While I still swear by a small physical notepad for keeping track of my academic task list, writing down my daily resolutions on that list can make it quickly overwhelming. However, not having those types of priorities anywhere in my records makes it too easy to ignore the areas in which I’ve fallen behind my goals. So recently, I’ve been trying different apps for keeping track of a daily checklist of habits as a way of tracking my daily activities. Habits work best for me when they are reasonable and achievable on an everyday basis. We know that working small on some things everyday is our best hope for progress--I’ve taken ideas like Ryan’s suggestion to write 20 minutes a day and made 1000 words one of my daily goals. Work-related daily tasks like writing go alongside wellness goals like doing something active, and thus become a record of my work-life balance success and failure.
There are a number of apps that work well for this type of record keeping. The one I’m currently using is called Way of Life. It acts a quick checklist for goals I’ve set out on my daily list and also offers a lot of ways to visualize progress over time. It’s not really a social app, which is what I prefer--no one but me needs to know how badly I’m doing on my “eat a vegetable” streak this month. Looking back at the visual records of the app alongside my calendar, it makes it easy to see how certain types of commitments or events (like heavily scheduled conferences) have a tendency to throw off my sleep and exercise routines, and from there I can watch my swings in productivity and try to regain control.

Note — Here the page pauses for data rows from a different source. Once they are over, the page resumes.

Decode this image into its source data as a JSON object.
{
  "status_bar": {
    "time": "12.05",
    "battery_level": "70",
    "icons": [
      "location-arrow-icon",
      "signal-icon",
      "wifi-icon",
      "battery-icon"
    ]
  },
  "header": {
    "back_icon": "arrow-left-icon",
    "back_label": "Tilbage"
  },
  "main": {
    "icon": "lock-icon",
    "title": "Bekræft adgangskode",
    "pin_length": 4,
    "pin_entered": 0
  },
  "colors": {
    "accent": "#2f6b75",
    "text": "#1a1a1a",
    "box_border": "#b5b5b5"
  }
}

Do you have a system for tracking and establishing daily habits? Share your tips in the comments!